A series of witnesses from the Children’s Aid Society and Ontario Works testified for the prosecution. In March, Robbie McGregor had complained about deficits in his daughter’s school attendance after leaving the Peterborough area in the custody of her mother. In June, McGregor complained about Jessup’s presence around his daughter and the likelihood that Jessup was a drug dealer. He wanted to keep ‘bad people’ away from his daughter but did not want to keep Joanne MacKenzie from her daughter.
Robbie McGregor said that he and she were now in court, but he did not want full custody, only generous access.
Day 10 saw more details relating to the location of MacKenzie’s body and personal belongings.

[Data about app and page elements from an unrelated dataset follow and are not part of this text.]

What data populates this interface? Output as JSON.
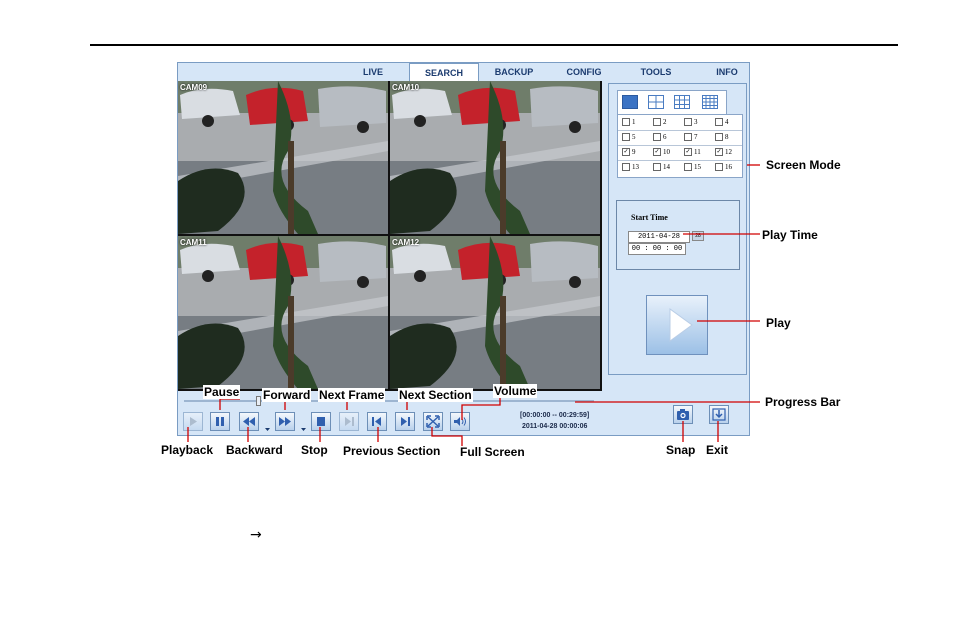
{
  "tabs": [
    "LIVE",
    "SEARCH",
    "BACKUP",
    "CONFIG",
    "TOOLS",
    "INFO"
  ],
  "active_tab": "SEARCH",
  "cameras": [
    {
      "label": "CAM09"
    },
    {
      "label": "CAM10"
    },
    {
      "label": "CAM11"
    },
    {
      "label": "CAM12"
    }
  ],
  "channels": [
    {
      "num": "1",
      "checked": false
    },
    {
      "num": "2",
      "checked": false
    },
    {
      "num": "3",
      "checked": false
    },
    {
      "num": "4",
      "checked": false
    },
    {
      "num": "5",
      "checked": false
    },
    {
      "num": "6",
      "checked": false
    },
    {
      "num": "7",
      "checked": false
    },
    {
      "num": "8",
      "checked": false
    },
    {
      "num": "9",
      "checked": true
    },
    {
      "num": "10",
      "checked": true
    },
    {
      "num": "11",
      "checked": true
    },
    {
      "num": "12",
      "checked": true
    },
    {
      "num": "13",
      "checked": false
    },
    {
      "num": "14",
      "checked": false
    },
    {
      "num": "15",
      "checked": false
    },
    {
      "num": "16",
      "checked": false
    }
  ],
  "play_time": {
    "title": "Start Time",
    "date": "2011-04-28",
    "time": "00 : 00 : 00",
    "calendar_label": "28"
  },
  "status": {
    "range": "[00:00:00 -- 00:29:59]",
    "datetime": "2011-04-28 00:00:06"
  },
  "annotations": {
    "screen_mode": "Screen Mode",
    "play_time": "Play Time",
    "play": "Play",
    "progress_bar": "Progress Bar",
    "pause": "Pause",
    "forward": "Forward",
    "next_frame": "Next Frame",
    "next_section": "Next Section",
    "volume": "Volume",
    "playback": "Playback",
    "backward": "Backward",
    "stop": "Stop",
    "previous_section": "Previous Section",
    "full_screen": "Full Screen",
    "snap": "Snap",
    "exit": "Exit"
  },
  "arrow_glyph": "→",
  "colors": {
    "window_bg": "#d6e6f7",
    "border": "#7a9cc3",
    "button_blue": "#2f5fae",
    "leader_red": "#d10000"
  }
}
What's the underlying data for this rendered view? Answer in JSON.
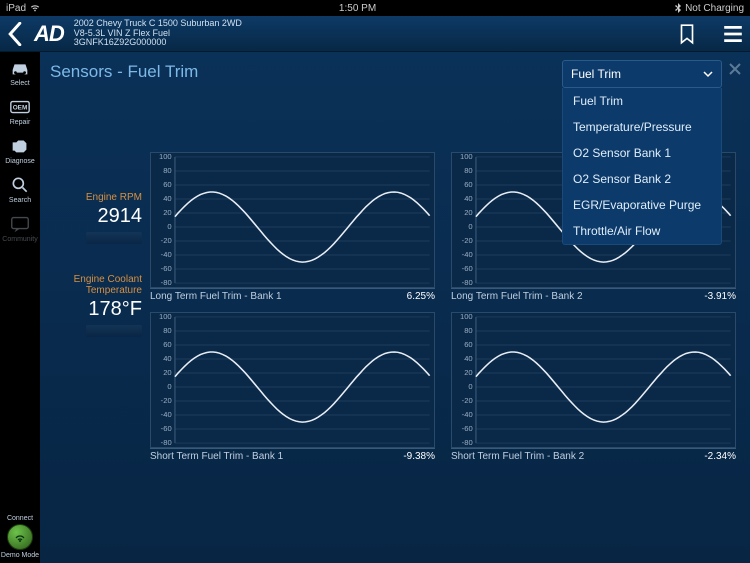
{
  "status": {
    "carrier": "iPad",
    "time": "1:50 PM",
    "battery": "Not Charging"
  },
  "header": {
    "logo": "AD",
    "vehicle_line1": "2002 Chevy Truck C 1500 Suburban 2WD",
    "vehicle_line2": "V8-5.3L VIN Z Flex Fuel",
    "vehicle_line3": "3GNFK16Z92G000000"
  },
  "sidebar": {
    "items": [
      {
        "label": "Select",
        "icon": "car"
      },
      {
        "label": "Repair",
        "icon": "oem"
      },
      {
        "label": "Diagnose",
        "icon": "engine"
      },
      {
        "label": "Search",
        "icon": "search"
      },
      {
        "label": "Community",
        "icon": "chat",
        "dim": true
      }
    ],
    "connect_label": "Connect",
    "demo_label": "Demo Mode"
  },
  "page": {
    "title": "Sensors - Fuel Trim"
  },
  "dropdown": {
    "selected": "Fuel Trim",
    "options": [
      "Fuel Trim",
      "Temperature/Pressure",
      "O2 Sensor Bank 1",
      "O2 Sensor Bank 2",
      "EGR/Evaporative Purge",
      "Throttle/Air Flow"
    ]
  },
  "gauges": [
    {
      "label": "Engine RPM",
      "value": "2914"
    },
    {
      "label": "Engine Coolant Temperature",
      "value": "178°F"
    }
  ],
  "chart_data": [
    {
      "type": "line",
      "title": "Long Term Fuel Trim - Bank 1",
      "current": "6.25%",
      "ylim": [
        -80,
        100
      ],
      "yticks": [
        100,
        80,
        60,
        40,
        20,
        0,
        -20,
        -40,
        -60,
        -80
      ],
      "amplitude": 50,
      "offset": 0,
      "cycles": 1.4
    },
    {
      "type": "line",
      "title": "Long Term Fuel Trim - Bank 2",
      "current": "-3.91%",
      "ylim": [
        -80,
        100
      ],
      "yticks": [
        100,
        80,
        60,
        40,
        20,
        0,
        -20,
        -40,
        -60,
        -80
      ],
      "amplitude": 50,
      "offset": 0,
      "cycles": 1.4
    },
    {
      "type": "line",
      "title": "Short Term Fuel Trim - Bank 1",
      "current": "-9.38%",
      "ylim": [
        -80,
        100
      ],
      "yticks": [
        100,
        80,
        60,
        40,
        20,
        0,
        -20,
        -40,
        -60,
        -80
      ],
      "amplitude": 50,
      "offset": 0,
      "cycles": 1.4
    },
    {
      "type": "line",
      "title": "Short Term Fuel Trim - Bank 2",
      "current": "-2.34%",
      "ylim": [
        -80,
        100
      ],
      "yticks": [
        100,
        80,
        60,
        40,
        20,
        0,
        -20,
        -40,
        -60,
        -80
      ],
      "amplitude": 50,
      "offset": 0,
      "cycles": 1.4
    }
  ]
}
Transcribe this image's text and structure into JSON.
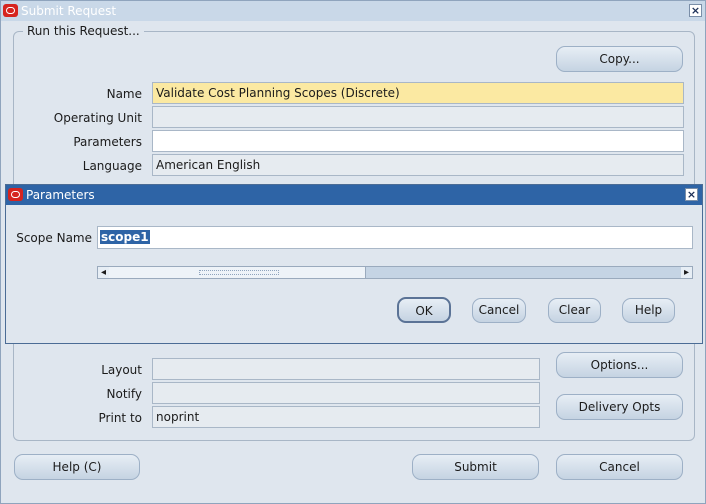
{
  "window": {
    "title": "Submit Request",
    "close_glyph": "×"
  },
  "run_group": {
    "legend": "Run this Request...",
    "copy_button": "Copy...",
    "name_label": "Name",
    "name_value": "Validate Cost Planning Scopes (Discrete)",
    "operating_unit_label": "Operating Unit",
    "operating_unit_value": "",
    "parameters_label": "Parameters",
    "parameters_value": "",
    "language_label": "Language",
    "language_value": "American English"
  },
  "parameters_dialog": {
    "title": "Parameters",
    "close_glyph": "×",
    "scope_name_label": "Scope Name",
    "scope_name_value": "scope1",
    "ok_button": "OK",
    "cancel_button": "Cancel",
    "clear_button": "Clear",
    "help_button": "Help",
    "scroll_left": "◂",
    "scroll_right": "▸"
  },
  "output_group": {
    "layout_label": "Layout",
    "layout_value": "",
    "notify_label": "Notify",
    "notify_value": "",
    "print_to_label": "Print to",
    "print_to_value": "noprint",
    "options_button": "Options...",
    "delivery_button": "Delivery Opts"
  },
  "footer": {
    "help_button": "Help (C)",
    "submit_button": "Submit",
    "cancel_button": "Cancel"
  },
  "colors": {
    "titlebar_active": "#2e64a6",
    "titlebar_inactive": "#c9d8e8",
    "oracle_red": "#d6241f",
    "required_field": "#fbe9a2"
  }
}
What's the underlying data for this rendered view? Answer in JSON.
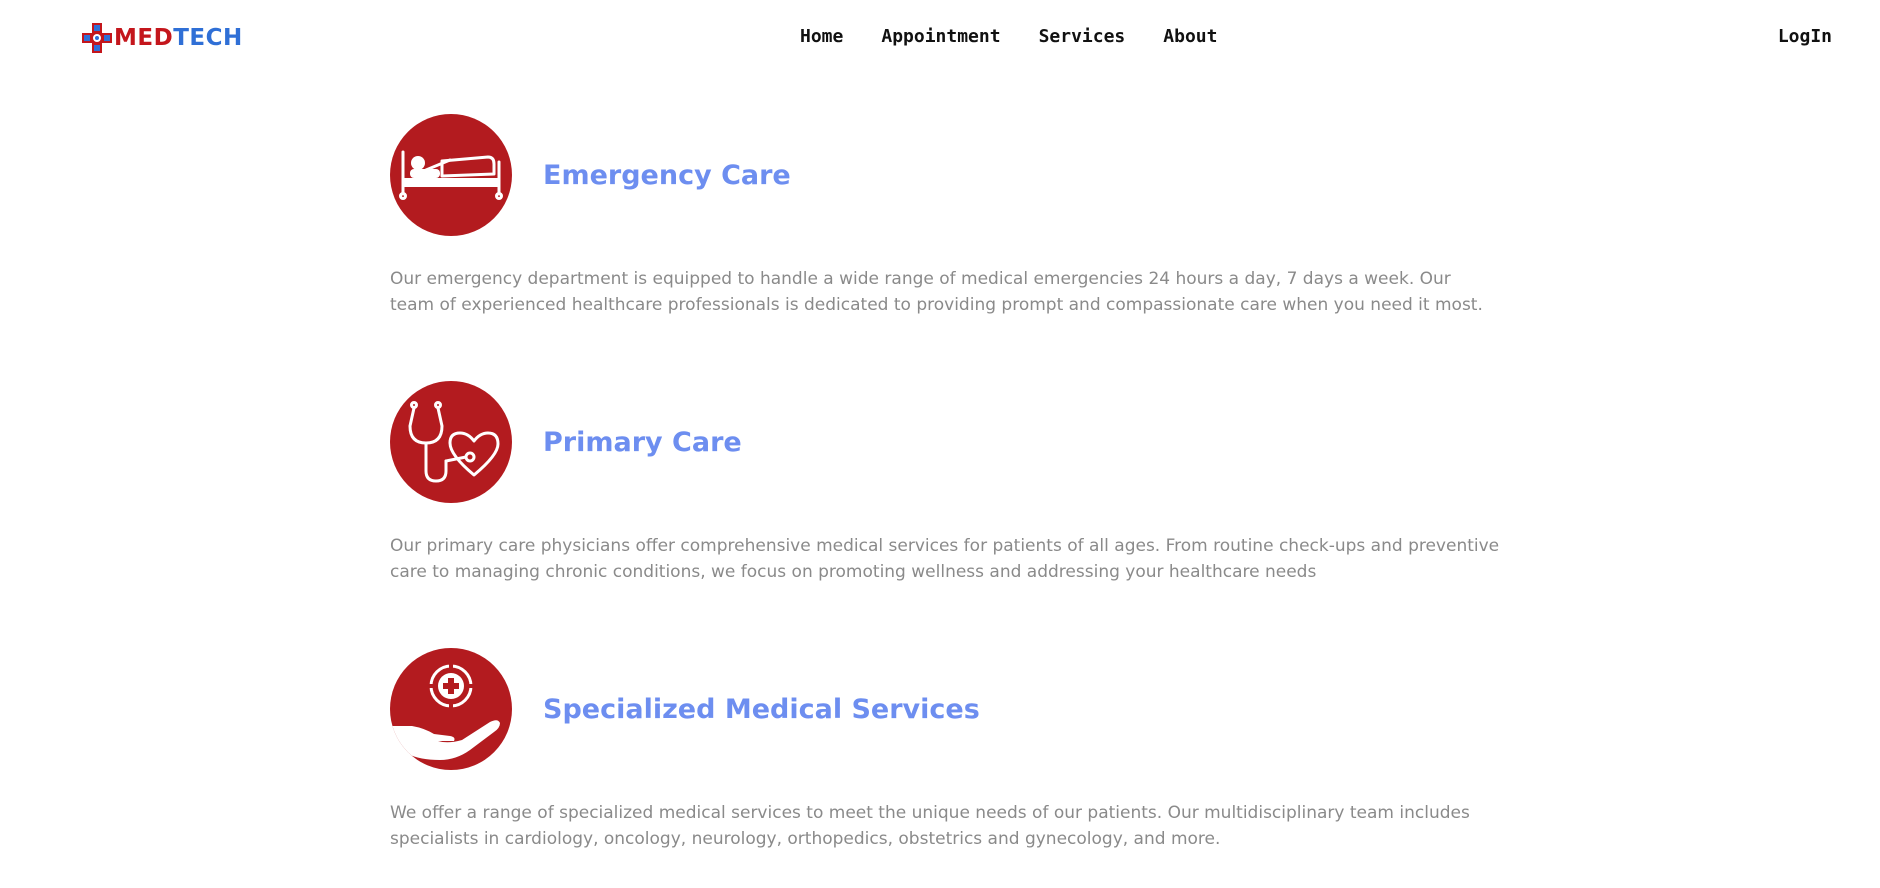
{
  "header": {
    "logo": {
      "text_part1": "MED",
      "text_part2": "TECH",
      "icon": "medical-cross-logo-icon",
      "colors": {
        "red": "#c4161c",
        "blue": "#2f6fd6"
      }
    },
    "nav": [
      {
        "label": "Home"
      },
      {
        "label": "Appointment"
      },
      {
        "label": "Services"
      },
      {
        "label": "About"
      }
    ],
    "login_label": "LogIn"
  },
  "services": [
    {
      "icon": "hospital-bed-icon",
      "title": "Emergency Care",
      "description": "Our emergency department is equipped to handle a wide range of medical emergencies 24 hours a day, 7 days a week. Our team of experienced healthcare professionals is dedicated to providing prompt and compassionate care when you need it most."
    },
    {
      "icon": "stethoscope-heart-icon",
      "title": "Primary Care",
      "description": "Our primary care physicians offer comprehensive medical services for patients of all ages. From routine check-ups and preventive care to managing chronic conditions, we focus on promoting wellness and addressing your healthcare needs"
    },
    {
      "icon": "hand-medical-cross-icon",
      "title": "Specialized Medical Services",
      "description": "We offer a range of specialized medical services to meet the unique needs of our patients. Our multidisciplinary team includes specialists in cardiology, oncology, neurology, orthopedics, obstetrics and gynecology, and more."
    }
  ],
  "theme": {
    "icon_bg": "#b31b1f",
    "title_color": "#6d8ef0",
    "text_color": "#8a8a8a"
  }
}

Forensic officers searched the area contingent to the location of Joanne MacKenzie’s remains. An aerial photo revealed a blue tarp in a grass field close to a grove of trees. The tarp marked an area where the blood of Joanne MacKenzie was found, and close by a pair of flip flops, a hairband and a pair of glasses.
Forensic officers measured the distance from Robbie McGregor’s farm to the burial site (278 metres) and the distance from the open field to the burial site in the woods (39 metres).
James Pacey, Robbie McGregor’s stepfather, was present at the farm the fateful morning of July 2. Pacey testified that after talking to his mother, Crystal, and then to his daughter (Pacey was not privy to either conversation), Robbie McGregor was upset. He said it appeared his daughter had been sexually touched, and he called Joanne MacKenzie to arrange a meeting to deal with this possibility.
Robbie McGregor left the farm shortly after to drive to Peterborough to rendezvous with Joanne MacKenzie.
Joe Williams was a friend of Robbie McGregor and was a big part of his life. On the evening of July 1, Robbie McGregor’s fiancée, Amanda Wells, called Williams and told him that Robbie McGregor wanted him to harm Joanne MacKenzie and Jessup because of the alleged molestation of his daughter.
Williams declined. Jessup was also a friend of Williams. Robbie McGregor did not contact Williams directly about this plot.
Stay tuned for future installments in this series, which will be posted every Monday.
Christopher Hicks is one of the founding partners of the criminal law firm of Hicks Adams LLP. He has been practicing criminal law for more than two and a half decades, with a special interest, and extensive experience, in jury trials and appeals. In the course of his career, Christopher has been involved in scores of jury trials involving the most serious crimes in the criminal code, has argued appeals of both conviction and sentence in the court of appeal on a regular basis, and has represented clients in the Supreme Court of Canada on more than a half dozen occasions.